What is required: Repeat every entry below exactly as given.

Material provided:
BEGIN
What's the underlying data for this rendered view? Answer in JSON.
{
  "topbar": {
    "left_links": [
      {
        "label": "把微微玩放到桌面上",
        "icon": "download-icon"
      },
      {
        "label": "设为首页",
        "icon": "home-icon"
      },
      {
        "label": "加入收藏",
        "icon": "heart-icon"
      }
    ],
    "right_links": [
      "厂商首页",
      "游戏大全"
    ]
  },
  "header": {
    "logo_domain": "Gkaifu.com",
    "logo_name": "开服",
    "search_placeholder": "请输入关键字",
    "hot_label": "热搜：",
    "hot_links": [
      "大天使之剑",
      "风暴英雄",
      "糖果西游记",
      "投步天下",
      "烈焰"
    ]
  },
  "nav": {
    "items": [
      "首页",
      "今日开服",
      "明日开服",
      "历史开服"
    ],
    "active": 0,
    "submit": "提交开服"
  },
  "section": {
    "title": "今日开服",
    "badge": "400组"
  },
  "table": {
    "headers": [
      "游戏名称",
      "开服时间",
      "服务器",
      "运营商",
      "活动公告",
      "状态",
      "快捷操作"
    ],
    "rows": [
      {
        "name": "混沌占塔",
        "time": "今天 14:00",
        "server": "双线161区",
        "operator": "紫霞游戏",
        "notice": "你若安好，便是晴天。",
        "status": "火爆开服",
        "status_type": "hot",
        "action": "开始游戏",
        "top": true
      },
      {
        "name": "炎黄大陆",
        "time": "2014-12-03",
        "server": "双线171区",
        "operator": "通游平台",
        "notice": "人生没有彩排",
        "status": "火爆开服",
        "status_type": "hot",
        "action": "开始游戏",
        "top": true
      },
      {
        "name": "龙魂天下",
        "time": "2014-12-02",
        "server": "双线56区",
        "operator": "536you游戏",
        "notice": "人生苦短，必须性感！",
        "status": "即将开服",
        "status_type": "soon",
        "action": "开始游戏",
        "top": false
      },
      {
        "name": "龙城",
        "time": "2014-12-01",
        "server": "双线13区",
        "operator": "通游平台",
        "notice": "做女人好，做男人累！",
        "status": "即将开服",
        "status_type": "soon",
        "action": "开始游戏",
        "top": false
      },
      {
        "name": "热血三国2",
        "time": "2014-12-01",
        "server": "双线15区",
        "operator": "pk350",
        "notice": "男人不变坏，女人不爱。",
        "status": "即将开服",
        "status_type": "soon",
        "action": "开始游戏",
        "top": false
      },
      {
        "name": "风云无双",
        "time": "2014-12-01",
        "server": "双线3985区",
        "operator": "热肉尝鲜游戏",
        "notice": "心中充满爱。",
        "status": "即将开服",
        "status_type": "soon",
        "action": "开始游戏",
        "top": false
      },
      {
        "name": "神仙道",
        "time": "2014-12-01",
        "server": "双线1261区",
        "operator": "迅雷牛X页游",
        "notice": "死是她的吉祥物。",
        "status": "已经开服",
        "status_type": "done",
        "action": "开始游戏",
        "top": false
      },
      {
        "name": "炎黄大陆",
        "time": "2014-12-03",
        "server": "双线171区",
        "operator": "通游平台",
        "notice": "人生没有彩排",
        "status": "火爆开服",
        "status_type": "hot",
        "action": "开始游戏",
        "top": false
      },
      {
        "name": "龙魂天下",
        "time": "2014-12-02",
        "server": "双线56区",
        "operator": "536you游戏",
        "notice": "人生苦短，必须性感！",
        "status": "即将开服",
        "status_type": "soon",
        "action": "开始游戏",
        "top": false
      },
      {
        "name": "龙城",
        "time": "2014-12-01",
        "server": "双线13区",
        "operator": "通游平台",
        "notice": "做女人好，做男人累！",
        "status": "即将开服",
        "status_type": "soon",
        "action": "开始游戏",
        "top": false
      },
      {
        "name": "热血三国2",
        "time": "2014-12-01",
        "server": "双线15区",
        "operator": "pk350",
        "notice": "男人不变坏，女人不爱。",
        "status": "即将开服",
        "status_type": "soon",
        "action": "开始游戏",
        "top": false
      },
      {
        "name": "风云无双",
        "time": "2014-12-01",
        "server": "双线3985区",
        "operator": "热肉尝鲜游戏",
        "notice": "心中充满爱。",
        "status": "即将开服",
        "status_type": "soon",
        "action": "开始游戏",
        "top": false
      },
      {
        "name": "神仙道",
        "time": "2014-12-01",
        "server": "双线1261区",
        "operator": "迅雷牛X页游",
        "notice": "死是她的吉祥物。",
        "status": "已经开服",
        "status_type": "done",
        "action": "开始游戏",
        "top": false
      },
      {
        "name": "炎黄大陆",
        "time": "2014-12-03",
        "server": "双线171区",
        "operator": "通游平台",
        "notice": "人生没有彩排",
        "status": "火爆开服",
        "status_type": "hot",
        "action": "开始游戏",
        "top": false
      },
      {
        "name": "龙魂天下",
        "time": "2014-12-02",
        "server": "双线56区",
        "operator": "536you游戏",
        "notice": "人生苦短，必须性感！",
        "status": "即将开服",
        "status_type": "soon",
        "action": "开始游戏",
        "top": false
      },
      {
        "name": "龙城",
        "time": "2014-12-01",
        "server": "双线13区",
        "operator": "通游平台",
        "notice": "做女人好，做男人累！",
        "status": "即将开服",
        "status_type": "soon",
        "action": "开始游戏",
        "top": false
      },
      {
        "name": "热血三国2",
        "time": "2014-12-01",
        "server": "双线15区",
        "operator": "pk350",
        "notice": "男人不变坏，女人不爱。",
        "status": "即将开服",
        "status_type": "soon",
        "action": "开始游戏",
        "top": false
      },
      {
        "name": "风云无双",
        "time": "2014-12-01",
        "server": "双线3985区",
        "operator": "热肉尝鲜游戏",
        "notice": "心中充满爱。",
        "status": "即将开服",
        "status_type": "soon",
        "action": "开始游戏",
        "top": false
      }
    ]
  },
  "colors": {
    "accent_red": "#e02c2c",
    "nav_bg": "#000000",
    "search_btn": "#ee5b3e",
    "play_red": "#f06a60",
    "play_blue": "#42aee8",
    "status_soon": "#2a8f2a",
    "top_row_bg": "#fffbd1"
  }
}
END
Written response:
What's the underlying data for this rendered view? Answer in JSON.
{
  "topbar": {
    "left_links": [
      {
        "label": "把微微玩放到桌面上",
        "icon": "download-icon"
      },
      {
        "label": "设为首页",
        "icon": "home-icon"
      },
      {
        "label": "加入收藏",
        "icon": "heart-icon"
      }
    ],
    "right_links": [
      "厂商首页",
      "游戏大全"
    ]
  },
  "header": {
    "logo_domain": "Gkaifu.com",
    "logo_name": "开服",
    "search_placeholder": "请输入关键字",
    "hot_label": "热搜：",
    "hot_links": [
      "大天使之剑",
      "风暴英雄",
      "糖果西游记",
      "投步天下",
      "烈焰"
    ]
  },
  "nav": {
    "items": [
      "首页",
      "今日开服",
      "明日开服",
      "历史开服"
    ],
    "active": 0,
    "submit": "提交开服"
  },
  "section": {
    "title": "今日开服",
    "badge": "400组"
  },
  "table": {
    "headers": [
      "游戏名称",
      "开服时间",
      "服务器",
      "运营商",
      "活动公告",
      "状态",
      "快捷操作"
    ],
    "rows": [
      {
        "name": "混沌占塔",
        "time": "今天 14:00",
        "server": "双线161区",
        "operator": "紫霞游戏",
        "notice": "你若安好，便是晴天。",
        "status": "火爆开服",
        "status_type": "hot",
        "action": "开始游戏",
        "top": true
      },
      {
        "name": "炎黄大陆",
        "time": "2014-12-03",
        "server": "双线171区",
        "operator": "通游平台",
        "notice": "人生没有彩排",
        "status": "火爆开服",
        "status_type": "hot",
        "action": "开始游戏",
        "top": true
      },
      {
        "name": "龙魂天下",
        "time": "2014-12-02",
        "server": "双线56区",
        "operator": "536you游戏",
        "notice": "人生苦短，必须性感！",
        "status": "即将开服",
        "status_type": "soon",
        "action": "开始游戏",
        "top": false
      },
      {
        "name": "龙城",
        "time": "2014-12-01",
        "server": "双线13区",
        "operator": "通游平台",
        "notice": "做女人好，做男人累！",
        "status": "即将开服",
        "status_type": "soon",
        "action": "开始游戏",
        "top": false
      },
      {
        "name": "热血三国2",
        "time": "2014-12-01",
        "server": "双线15区",
        "operator": "pk350",
        "notice": "男人不变坏，女人不爱。",
        "status": "即将开服",
        "status_type": "soon",
        "action": "开始游戏",
        "top": false
      },
      {
        "name": "风云无双",
        "time": "2014-12-01",
        "server": "双线3985区",
        "operator": "热肉尝鲜游戏",
        "notice": "心中充满爱。",
        "status": "即将开服",
        "status_type": "soon",
        "action": "开始游戏",
        "top": false
      },
      {
        "name": "神仙道",
        "time": "2014-12-01",
        "server": "双线1261区",
        "operator": "迅雷牛X页游",
        "notice": "死是她的吉祥物。",
        "status": "已经开服",
        "status_type": "done",
        "action": "开始游戏",
        "top": false
      },
      {
        "name": "炎黄大陆",
        "time": "2014-12-03",
        "server": "双线171区",
        "operator": "通游平台",
        "notice": "人生没有彩排",
        "status": "火爆开服",
        "status_type": "hot",
        "action": "开始游戏",
        "top": false
      },
      {
        "name": "龙魂天下",
        "time": "2014-12-02",
        "server": "双线56区",
        "operator": "536you游戏",
        "notice": "人生苦短，必须性感！",
        "status": "即将开服",
        "status_type": "soon",
        "action": "开始游戏",
        "top": false
      },
      {
        "name": "龙城",
        "time": "2014-12-01",
        "server": "双线13区",
        "operator": "通游平台",
        "notice": "做女人好，做男人累！",
        "status": "即将开服",
        "status_type": "soon",
        "action": "开始游戏",
        "top": false
      },
      {
        "name": "热血三国2",
        "time": "2014-12-01",
        "server": "双线15区",
        "operator": "pk350",
        "notice": "男人不变坏，女人不爱。",
        "status": "即将开服",
        "status_type": "soon",
        "action": "开始游戏",
        "top": false
      },
      {
        "name": "风云无双",
        "time": "2014-12-01",
        "server": "双线3985区",
        "operator": "热肉尝鲜游戏",
        "notice": "心中充满爱。",
        "status": "即将开服",
        "status_type": "soon",
        "action": "开始游戏",
        "top": false
      },
      {
        "name": "神仙道",
        "time": "2014-12-01",
        "server": "双线1261区",
        "operator": "迅雷牛X页游",
        "notice": "死是她的吉祥物。",
        "status": "已经开服",
        "status_type": "done",
        "action": "开始游戏",
        "top": false
      },
      {
        "name": "炎黄大陆",
        "time": "2014-12-03",
        "server": "双线171区",
        "operator": "通游平台",
        "notice": "人生没有彩排",
        "status": "火爆开服",
        "status_type": "hot",
        "action": "开始游戏",
        "top": false
      },
      {
        "name": "龙魂天下",
        "time": "2014-12-02",
        "server": "双线56区",
        "operator": "536you游戏",
        "notice": "人生苦短，必须性感！",
        "status": "即将开服",
        "status_type": "soon",
        "action": "开始游戏",
        "top": false
      },
      {
        "name": "龙城",
        "time": "2014-12-01",
        "server": "双线13区",
        "operator": "通游平台",
        "notice": "做女人好，做男人累！",
        "status": "即将开服",
        "status_type": "soon",
        "action": "开始游戏",
        "top": false
      },
      {
        "name": "热血三国2",
        "time": "2014-12-01",
        "server": "双线15区",
        "operator": "pk350",
        "notice": "男人不变坏，女人不爱。",
        "status": "即将开服",
        "status_type": "soon",
        "action": "开始游戏",
        "top": false
      },
      {
        "name": "风云无双",
        "time": "2014-12-01",
        "server": "双线3985区",
        "operator": "热肉尝鲜游戏",
        "notice": "心中充满爱。",
        "status": "即将开服",
        "status_type": "soon",
        "action": "开始游戏",
        "top": false
      }
    ]
  },
  "colors": {
    "accent_red": "#e02c2c",
    "nav_bg": "#000000",
    "search_btn": "#ee5b3e",
    "play_red": "#f06a60",
    "play_blue": "#42aee8",
    "status_soon": "#2a8f2a",
    "top_row_bg": "#fffbd1"
  }
}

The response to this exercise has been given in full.